productive creative aspect of memory. Jung recognized that memory
images arise from a conjunction of outer environmental influences plus
the specific reactions of the individual. The memory image exists
independently of the historical referent, even if based in part upon
perception. This realization led Jung to speak no longer of the
historical childhood and the historical parents, but to employ instead
the term imago. The imago bears traces of both external and
internal history. The person's love, admiration, resistance,
hatred, rebelliousness and envy transfigure the perceptual contents,
producing an imago. Again in Paul Kugler' words, "The 'imago'
is the merging place of perception and apperception. And because
of this merging, no one can ever distinguish for sure between remembered
history and imagined fantasy" (p.49).
To say that memory is a mixing of history and fantasy does not mean
that memory is invalid, unreal or unimportant. If we consider
"abuse" and, "being abused" as psychological
experiences rather than historical facts, then whenever abuse is
reported by patients, "abuse" is actually occurring.
Again in Paul Kugler's words, "So, the problem is not whether the
patient suffers from seduction or abuse. Of course the patient
does, and such abuse exists simply because the patient says it
exists. The abuse exists as a psyche fact. The real problem
is in how the treating therapist approaches the patient's image of
"If the therapist derives psychic reality from physical and
historical 'reality,' then physical, historical seduction will be
considered the preponderant etiological factor. If, however, the
therapist defines psychic reality more in terms of wishes, desires and
archetypal images, then these factors will be considered most
etiologically significant. And, finally, if the therapist works
from the definition of reality that both the environment and the
individual emotional responses of the person are equally real, then a
combination of these factors will determine the etiology" (p.50).
Where we are led by Paul Kugler's thought is that memories recovered
in therapy cannot be considered simple, historical events. Within
the patient memories are a confabulation of history and fantasy.
Furthermore, the patient is not alone in therapy. The therapist's
beliefs about the nature of psychic reality will shape what he
communicates to the patient, which will in turn shape what memories the
patient communicates to the therapist.
Within the context of therapy it is sufficient to accept memories of
abuse as psychically real. The emotional reality, the feelings,
are worked upon as psychic problems requiring healing. It is quite
different when patient and therapist take the memory as literally real
and attempt to act in the world. Efforts to act upon memories from
therapy as if they were literal history are problematic.

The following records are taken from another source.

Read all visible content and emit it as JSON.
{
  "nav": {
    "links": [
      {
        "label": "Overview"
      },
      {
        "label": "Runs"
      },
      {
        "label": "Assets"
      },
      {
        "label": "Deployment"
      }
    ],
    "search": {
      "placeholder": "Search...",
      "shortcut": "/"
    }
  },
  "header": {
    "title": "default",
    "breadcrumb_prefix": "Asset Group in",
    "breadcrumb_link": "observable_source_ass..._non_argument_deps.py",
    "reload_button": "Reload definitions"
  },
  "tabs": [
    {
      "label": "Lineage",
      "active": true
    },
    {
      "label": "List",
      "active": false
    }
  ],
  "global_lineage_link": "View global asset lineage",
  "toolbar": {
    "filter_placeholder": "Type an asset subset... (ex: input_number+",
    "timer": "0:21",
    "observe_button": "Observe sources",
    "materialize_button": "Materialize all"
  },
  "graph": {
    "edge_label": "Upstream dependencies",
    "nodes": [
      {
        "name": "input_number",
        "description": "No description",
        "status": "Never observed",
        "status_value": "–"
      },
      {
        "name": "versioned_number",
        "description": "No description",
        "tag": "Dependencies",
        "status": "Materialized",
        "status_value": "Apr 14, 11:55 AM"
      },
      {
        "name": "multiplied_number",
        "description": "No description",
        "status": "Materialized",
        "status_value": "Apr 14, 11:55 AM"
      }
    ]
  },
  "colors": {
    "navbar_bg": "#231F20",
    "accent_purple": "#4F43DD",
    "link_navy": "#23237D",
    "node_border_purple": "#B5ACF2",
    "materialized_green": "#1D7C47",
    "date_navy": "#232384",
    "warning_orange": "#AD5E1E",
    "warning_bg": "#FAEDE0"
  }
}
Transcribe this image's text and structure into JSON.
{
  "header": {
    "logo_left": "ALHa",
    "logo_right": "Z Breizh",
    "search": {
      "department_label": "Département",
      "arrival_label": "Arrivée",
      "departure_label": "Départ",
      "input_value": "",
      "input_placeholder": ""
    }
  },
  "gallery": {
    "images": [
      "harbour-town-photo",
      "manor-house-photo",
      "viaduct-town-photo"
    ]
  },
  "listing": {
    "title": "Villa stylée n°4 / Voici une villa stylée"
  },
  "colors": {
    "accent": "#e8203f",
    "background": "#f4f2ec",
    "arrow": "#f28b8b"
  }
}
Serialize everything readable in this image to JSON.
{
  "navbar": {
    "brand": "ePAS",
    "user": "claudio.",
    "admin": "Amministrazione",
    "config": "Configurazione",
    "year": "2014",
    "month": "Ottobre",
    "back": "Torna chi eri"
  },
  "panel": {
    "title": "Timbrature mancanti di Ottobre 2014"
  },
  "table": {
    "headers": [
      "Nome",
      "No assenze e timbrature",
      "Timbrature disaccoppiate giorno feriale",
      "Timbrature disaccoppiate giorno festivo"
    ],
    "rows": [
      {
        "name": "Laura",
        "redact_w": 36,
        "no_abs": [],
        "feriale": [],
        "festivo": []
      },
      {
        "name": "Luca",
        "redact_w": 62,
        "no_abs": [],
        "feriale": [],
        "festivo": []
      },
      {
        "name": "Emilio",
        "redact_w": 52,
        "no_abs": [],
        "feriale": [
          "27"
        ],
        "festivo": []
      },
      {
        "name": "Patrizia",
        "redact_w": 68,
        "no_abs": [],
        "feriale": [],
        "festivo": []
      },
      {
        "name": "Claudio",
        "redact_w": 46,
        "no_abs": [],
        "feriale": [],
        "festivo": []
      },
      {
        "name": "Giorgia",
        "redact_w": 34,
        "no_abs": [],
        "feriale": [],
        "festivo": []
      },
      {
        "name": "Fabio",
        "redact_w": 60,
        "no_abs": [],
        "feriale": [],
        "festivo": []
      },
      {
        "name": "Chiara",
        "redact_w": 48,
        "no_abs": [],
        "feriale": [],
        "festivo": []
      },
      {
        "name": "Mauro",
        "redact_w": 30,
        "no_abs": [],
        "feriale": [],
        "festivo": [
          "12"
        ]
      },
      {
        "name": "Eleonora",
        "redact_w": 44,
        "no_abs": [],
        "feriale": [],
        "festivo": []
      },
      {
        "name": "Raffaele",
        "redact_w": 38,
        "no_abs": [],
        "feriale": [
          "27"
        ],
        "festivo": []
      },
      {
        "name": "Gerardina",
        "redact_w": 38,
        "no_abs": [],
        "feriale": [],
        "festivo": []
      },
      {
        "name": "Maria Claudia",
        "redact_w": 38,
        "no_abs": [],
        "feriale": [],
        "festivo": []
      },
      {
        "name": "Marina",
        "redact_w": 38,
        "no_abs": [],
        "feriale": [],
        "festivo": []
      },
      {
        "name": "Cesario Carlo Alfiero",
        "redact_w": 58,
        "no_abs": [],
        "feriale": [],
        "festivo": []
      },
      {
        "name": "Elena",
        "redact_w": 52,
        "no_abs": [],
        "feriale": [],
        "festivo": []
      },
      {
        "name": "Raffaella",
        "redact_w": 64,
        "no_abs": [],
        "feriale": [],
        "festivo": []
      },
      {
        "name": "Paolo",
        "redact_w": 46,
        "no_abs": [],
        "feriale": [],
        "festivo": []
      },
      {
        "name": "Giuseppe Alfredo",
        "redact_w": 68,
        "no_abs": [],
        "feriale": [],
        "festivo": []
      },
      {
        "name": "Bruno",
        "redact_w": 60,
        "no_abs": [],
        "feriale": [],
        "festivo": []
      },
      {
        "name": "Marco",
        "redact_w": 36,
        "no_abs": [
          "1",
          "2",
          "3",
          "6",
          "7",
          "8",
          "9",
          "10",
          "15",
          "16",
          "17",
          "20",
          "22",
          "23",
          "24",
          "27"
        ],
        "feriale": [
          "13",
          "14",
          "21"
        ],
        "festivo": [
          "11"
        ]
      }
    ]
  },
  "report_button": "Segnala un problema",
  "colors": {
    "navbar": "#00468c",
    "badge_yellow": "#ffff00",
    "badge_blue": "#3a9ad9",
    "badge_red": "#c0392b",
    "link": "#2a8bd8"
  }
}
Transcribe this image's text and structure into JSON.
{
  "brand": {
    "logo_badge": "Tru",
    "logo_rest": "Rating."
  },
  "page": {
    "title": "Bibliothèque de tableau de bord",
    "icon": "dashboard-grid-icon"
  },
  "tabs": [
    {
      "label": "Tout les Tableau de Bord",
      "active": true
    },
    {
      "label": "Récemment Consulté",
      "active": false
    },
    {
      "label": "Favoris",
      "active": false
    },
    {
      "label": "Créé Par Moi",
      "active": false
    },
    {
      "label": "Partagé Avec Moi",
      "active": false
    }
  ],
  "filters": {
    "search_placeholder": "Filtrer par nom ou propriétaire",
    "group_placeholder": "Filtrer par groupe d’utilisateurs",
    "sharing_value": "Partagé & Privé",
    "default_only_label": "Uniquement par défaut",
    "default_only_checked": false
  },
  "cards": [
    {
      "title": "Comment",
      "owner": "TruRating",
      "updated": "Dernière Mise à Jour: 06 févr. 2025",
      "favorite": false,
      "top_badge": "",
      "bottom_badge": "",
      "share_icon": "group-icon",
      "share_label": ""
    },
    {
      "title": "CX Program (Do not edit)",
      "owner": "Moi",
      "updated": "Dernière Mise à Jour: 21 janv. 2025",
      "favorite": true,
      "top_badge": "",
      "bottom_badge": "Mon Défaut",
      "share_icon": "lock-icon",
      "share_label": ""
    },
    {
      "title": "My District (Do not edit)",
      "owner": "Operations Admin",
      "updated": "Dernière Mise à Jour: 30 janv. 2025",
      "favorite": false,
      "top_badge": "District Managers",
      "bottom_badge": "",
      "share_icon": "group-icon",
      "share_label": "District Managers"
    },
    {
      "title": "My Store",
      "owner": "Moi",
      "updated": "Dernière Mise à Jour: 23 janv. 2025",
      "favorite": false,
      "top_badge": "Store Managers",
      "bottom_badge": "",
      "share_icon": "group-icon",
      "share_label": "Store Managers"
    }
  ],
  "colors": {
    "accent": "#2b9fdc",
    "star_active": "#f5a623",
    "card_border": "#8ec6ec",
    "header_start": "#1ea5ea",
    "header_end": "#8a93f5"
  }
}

Wakefield is a psychiatrist at 711 West 38th Street, Suite B4B,
Austin, Texas 78705. This paper was presented at the
Fourth Annual Convention of the American
Psychology Society, San
Diego, June 20, 1992. [Back]